Foxcatcher is slow but not plodding, while Birdman feels like a train that’s slipped the tracks. Yet notwithstanding the differences in pacing and tone both are quite intense.
My favourite performances in Foxcatcher was actually my favourite relationship, the brothers, played by Mark Ruffalo and Channing Tatum. How to describe it. There was something brutish and animalistic and yet broken and vulnerable about Tatum, and Ruffalo – ironically the beast in need of taming in the Avengers series – wrangled the bear (the Tatum) with rough physical affection and quiet mother-henning. One of my favourite scenes is a moment where Tatum storms out of his brother’s hotel room after telling off his brother’s wife (played by Sienna Miller, or so I read; because honestly she kind of disappeared into the background); his big brother calls out to him, nothing over the top, just hold up, and he does, because there’s a rope between them that only needs gentle tugging. And he doesn’t use words to chastise his brother for disrespecting his wife, or ask him why he’s overreacting to her perceived slight of his new boss (Steve Carrell), he leans into him and begins instructing him in a wrestling maneuver and his brother relaxes into the familiar comfort. That was my read on it anyway. I wish I had a link to that scene so you could see it. Yes, I went looking for it on youtube. I found instead the clips I saw a million times last Oscar season. They’re good clips but not the one that touches on the heart and soul of the relationship between the brothers and at the same time reinforces the muted intensity of the film.
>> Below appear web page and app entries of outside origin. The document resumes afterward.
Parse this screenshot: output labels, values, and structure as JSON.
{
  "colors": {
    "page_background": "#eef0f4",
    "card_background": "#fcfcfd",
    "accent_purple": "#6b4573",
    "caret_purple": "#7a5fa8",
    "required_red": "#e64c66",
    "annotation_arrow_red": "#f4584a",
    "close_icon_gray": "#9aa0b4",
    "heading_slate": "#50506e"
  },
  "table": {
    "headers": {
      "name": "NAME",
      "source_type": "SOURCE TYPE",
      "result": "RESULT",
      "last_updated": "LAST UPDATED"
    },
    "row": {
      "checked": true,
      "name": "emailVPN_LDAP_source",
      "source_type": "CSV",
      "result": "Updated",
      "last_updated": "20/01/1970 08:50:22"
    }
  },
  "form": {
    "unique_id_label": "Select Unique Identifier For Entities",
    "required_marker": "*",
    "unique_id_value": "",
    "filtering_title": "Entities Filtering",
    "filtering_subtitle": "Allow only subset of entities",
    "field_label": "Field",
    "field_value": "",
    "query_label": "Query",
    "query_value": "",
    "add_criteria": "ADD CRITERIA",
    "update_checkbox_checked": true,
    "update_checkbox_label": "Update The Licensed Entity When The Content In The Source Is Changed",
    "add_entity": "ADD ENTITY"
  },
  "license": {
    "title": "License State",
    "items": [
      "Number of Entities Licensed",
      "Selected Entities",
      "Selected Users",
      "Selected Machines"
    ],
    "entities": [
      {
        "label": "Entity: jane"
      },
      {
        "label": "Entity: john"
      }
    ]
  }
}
I mentioned Steve Carrell. He’s good in this. Odd but not just surface odd because of his prosthetic nose and stiff gait but because there’s something bleak and dark and unsettling behind his eyes – like those guys they hunt on Criminal Minds. You see it from the jump and even without knowing the tragic story this film is based on (which I learned only vaguely during awards season), you wonder how the brothers – former medaling Olympians – can’t see it too. But of course, life post-Olympics doesn’t have a lot of options for a wrestler and he’s offering them a second shot. One (Ruffalo) resists, while Channing is gung ho, so gung ho he spirals unquestioningly down the rabbit hole that is the world of Dupont (that’s Carrell, the character with too much money and narcissistic and sociopathic tendencies, by purely layperson’s understanding of those terms, of course). Rufffalo steps into the world much later, perhaps in part to be there for his brother (my reading as his change of heart is one of several motivations not really explained in this film). He pays the greater price and even though the why is not fully explained, it makes sense, so strong is the character work in this film. There was only one moment when I felt Channing peep through; throughout everything from their voices, to their facial expressions or lack thereof, to the way they move and hold themselves is consistently in character. Well done, all around; even Sienna Miller, I guess, because I definitely didn’t associate the character with the tabloid darling until I read her name – then I had to check Wikepedia to be sure.
Now, Birdman. I’m a little less enthusiastic about this (a little more so, actually, after a second viewing). But I’ll tell you what I liked. And this one surprised the crap out of me because I’m not a fan of this actor, Edward Norton, as a theatre actor with an outsized ego who never met an inappropriate act or declaration he didn’t like. He brought a spark to each scene he was in, creating a necessary tension between him and Michael Keaton, the Hollywood actor (former Birdman, *wink* Batman) who’s trying to reinvent himself as a theatre actor, writer and producer and who everyone, including himself, sees as a fraud. Keaton’s scenes with Norton and with himself, his alter ego Birdman, are some of the best moments in the film. His scenes with his daughter, in fact any of his daughter’s scenes, not so much. Sorry, Emma, I’ve liked you since Superbad and Easy A but I didn’t find you convincing in this role (and yes, I know you got several awards nods for the role). I think Alejandro González Iñárritu deserved his directing nod and not just for what he achieved technically (the lengthy uninterrupted tracking shots etc. which takes precision in terms of blocking and pacing for flow, not even for the performances, but for the uncomfortable glimpse behind the curtain – not just the curtain separating the theatre from its audience, but also the curtain separating a man from himself). Oh and for making Zach Galifinakis bearable…and unrecognizable. Which maybe is the same thing. Yes, yes, he’s very funny, whatever, I’m not a fan but even he works very well in this.
And, okay, Iñárritu, because of this I might give The Revenant
Anyway, Birdman, Foxcatcher…with Whiplash (which I didn’t like as much but thought J.K. Simmons deserved his Oscar for), that’s three movies from last Oscar season I’m all caught up on. Maybe I’ll have seen them all by the time next Oscar season rolls around.